What was it like to line up at the gate knowing that you were going to obliterate the field? I realized that after I could do it once, then the second time came easier. Every time after that I expected to win. Once you get in that mindset then you really start winning a lot of races. It’s a place that mentally I’d like to get back to.
“OUR SPORT IS TOUGH. YOU CAN MAKE A REALLY GOOD LIVING IF YOU’RE ONE OF THE TOP GUYS, BUT IF YOU’RE IN THE MIDDLE THEN YOU CAN BARELY AFFORD TO GET TO THE RACES. MOTOCROSS IS A VERY TOP-HEAVY SPORT. IF YOU’RE A GOOD GUY, THEN YOU’RE IN GOOD SHAPE FINANCIALLY. IF YOU’RE A MID-PACK GUY, THEN YOU’RE NOT REALLY CUTTING IT.”
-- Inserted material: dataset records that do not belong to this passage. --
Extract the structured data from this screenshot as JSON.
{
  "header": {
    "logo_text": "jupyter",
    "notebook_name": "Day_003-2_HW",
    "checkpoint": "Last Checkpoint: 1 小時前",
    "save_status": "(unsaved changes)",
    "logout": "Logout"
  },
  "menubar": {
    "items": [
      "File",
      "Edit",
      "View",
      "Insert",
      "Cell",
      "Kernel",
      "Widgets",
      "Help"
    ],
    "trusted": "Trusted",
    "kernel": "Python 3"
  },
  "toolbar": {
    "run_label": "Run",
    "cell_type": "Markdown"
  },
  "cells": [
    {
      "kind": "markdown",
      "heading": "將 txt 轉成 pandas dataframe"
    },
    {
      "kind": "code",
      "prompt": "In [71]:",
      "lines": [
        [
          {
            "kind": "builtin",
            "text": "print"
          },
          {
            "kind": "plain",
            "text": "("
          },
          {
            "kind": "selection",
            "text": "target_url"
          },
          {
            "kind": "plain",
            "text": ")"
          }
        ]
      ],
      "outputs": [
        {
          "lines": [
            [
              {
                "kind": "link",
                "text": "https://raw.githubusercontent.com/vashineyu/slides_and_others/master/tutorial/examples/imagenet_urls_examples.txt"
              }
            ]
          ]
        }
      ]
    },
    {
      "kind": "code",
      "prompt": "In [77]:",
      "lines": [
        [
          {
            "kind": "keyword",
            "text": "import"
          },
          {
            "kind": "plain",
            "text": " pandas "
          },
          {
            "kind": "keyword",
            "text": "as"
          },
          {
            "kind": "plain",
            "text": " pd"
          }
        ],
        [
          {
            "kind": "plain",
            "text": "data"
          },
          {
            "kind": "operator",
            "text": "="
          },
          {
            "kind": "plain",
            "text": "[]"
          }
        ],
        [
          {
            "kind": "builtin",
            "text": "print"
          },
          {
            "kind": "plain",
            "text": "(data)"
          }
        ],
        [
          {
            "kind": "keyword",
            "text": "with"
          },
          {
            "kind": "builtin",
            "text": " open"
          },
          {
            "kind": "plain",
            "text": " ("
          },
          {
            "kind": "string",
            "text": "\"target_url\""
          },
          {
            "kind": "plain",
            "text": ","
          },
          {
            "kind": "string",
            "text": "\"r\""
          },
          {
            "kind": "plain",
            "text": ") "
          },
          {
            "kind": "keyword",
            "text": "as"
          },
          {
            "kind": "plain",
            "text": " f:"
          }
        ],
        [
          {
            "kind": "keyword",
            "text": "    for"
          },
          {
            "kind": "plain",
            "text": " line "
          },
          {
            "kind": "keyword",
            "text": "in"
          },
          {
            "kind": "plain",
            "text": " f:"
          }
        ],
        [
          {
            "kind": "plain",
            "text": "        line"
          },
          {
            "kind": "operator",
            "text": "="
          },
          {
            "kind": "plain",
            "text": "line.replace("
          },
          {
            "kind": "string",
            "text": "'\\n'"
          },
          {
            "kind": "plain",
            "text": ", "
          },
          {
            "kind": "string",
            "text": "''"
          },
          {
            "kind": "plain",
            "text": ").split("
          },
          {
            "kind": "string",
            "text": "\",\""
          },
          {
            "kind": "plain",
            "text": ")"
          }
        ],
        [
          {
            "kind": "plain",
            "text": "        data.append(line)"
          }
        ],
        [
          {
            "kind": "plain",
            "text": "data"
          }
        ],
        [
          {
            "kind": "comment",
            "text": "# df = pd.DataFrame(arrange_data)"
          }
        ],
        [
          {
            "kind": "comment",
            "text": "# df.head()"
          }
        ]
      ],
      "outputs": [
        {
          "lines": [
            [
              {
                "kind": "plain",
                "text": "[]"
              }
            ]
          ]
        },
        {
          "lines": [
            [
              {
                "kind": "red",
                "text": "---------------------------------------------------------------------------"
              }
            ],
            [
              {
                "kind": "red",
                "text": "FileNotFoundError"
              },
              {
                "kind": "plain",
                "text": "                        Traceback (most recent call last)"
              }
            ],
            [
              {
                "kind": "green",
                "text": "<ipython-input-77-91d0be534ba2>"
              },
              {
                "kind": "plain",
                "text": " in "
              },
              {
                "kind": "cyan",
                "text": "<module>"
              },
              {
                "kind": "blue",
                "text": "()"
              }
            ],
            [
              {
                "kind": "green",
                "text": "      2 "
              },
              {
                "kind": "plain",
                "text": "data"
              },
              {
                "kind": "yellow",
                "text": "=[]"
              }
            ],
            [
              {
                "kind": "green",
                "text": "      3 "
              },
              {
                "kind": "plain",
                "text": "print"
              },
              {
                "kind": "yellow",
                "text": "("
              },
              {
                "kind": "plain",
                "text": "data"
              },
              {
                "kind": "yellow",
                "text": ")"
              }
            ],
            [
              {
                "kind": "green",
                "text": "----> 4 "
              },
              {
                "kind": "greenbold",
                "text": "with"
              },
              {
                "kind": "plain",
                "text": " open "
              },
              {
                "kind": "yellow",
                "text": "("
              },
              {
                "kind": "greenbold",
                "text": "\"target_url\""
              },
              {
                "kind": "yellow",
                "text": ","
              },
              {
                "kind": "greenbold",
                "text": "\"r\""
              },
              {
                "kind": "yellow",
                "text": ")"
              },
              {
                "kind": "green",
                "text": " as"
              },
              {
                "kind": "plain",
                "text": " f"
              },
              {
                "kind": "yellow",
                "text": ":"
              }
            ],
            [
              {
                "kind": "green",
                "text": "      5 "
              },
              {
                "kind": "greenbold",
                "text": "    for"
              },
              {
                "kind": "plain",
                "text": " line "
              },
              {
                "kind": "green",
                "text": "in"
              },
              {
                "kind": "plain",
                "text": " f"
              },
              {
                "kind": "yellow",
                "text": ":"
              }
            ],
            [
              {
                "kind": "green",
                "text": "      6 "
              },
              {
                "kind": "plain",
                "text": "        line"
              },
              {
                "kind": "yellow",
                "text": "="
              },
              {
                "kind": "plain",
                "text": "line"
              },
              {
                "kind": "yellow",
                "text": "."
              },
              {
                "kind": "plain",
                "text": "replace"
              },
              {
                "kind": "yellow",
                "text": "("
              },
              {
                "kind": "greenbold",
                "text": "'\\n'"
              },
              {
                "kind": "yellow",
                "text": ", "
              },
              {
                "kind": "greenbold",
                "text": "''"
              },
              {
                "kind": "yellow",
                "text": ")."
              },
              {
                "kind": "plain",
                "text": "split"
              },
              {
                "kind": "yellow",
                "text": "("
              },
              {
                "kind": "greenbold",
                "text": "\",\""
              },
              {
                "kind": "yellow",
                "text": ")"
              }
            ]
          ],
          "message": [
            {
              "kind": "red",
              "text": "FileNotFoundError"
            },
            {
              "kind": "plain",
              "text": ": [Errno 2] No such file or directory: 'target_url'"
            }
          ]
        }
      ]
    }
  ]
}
So…should we expect to hear any news on October 1st? [Laughter] Come on, now! All I can say is that most motocross contracts are up on September 30th.
You’re the biggest talent to hit the open market for 2016. That has to feel special. It’s huge. Our sport is tough. You can make a really good living if you’re one of the top guys, but if you’re in the middle then you can barely afford to get to the races. Motocross is a very top-heavy sport. If you’re a good guy, then you’re in good shape financially. If you’re a mid-pack guy, then you’re not really cutting it. As long as you’re getting on the podium and winning, then you’re in a good spot.
Can anything be done so that a mid-pack guy can be financially stable and reap the rewards of dedicating his life to racing motocross? That would be really healthy for the sport if that 10th- or 15th-place guy could sustain himself. Looking at other sports, a 10th or 15th place guy is killing it. It could be in golf, baseball, or Formula 1. In motocross you have to finish in the top five or seven to be making good money. Otherwise you could easily go find a job that makes more money or go back to school. It’s a bummer.
Did you follow the Nationals after your injury? I did, and it was tough to watch. I focused most of my attention on the 250 class, because Zach Osborne was staying at our place during the summer. Watching the 450 class kind of bugged me.
Osborne was really close to finishing third in the 250 point standings. What role did you have in helping him during the Nationals? It was a good change for Zach to stay with us. He really likes Colorado, and we had a good training program before I got hurt. He kept doing the program after I got injured. I might have him back next summer, too. He’s a good guy to have around, and we had fun riding together. There were days I would go out to the track with him while I was hurt, because he’s a great guy. In the past I pretty much always rode and trained by myself. From time to time I would have some other riders come out for a few weeks and do a camp, but I never had a training partner. My Dad would ride bicycles with me, but that was about it. That’s why having Zach at my place was such a nice change.
With the Motocross des Nations coming up, and your experience racing the event, what’s it going to take for Team USA to win? From my past experiences there I learned that it’s all about consistency. Both years I was there we were an inconsistent team, and I jacked some of it up. All of the guys on Team USA are fast enough, but they cannot mess up. I never had the perfect race there. It’s a tough race, with a lot of pressure put on the riders. I would tell those guys to go into it with a level head. They have the same chances as everyone else, aside from France. The French killed it last year, and this time around they’re racing at home. They’ll be tough to beat.
Thanks for the time, Eli. I speak for every race fan when I say that I’m looking forward to seeing you back on the track. No problem, John. I’ll be out there soon enough. Thanks for the call.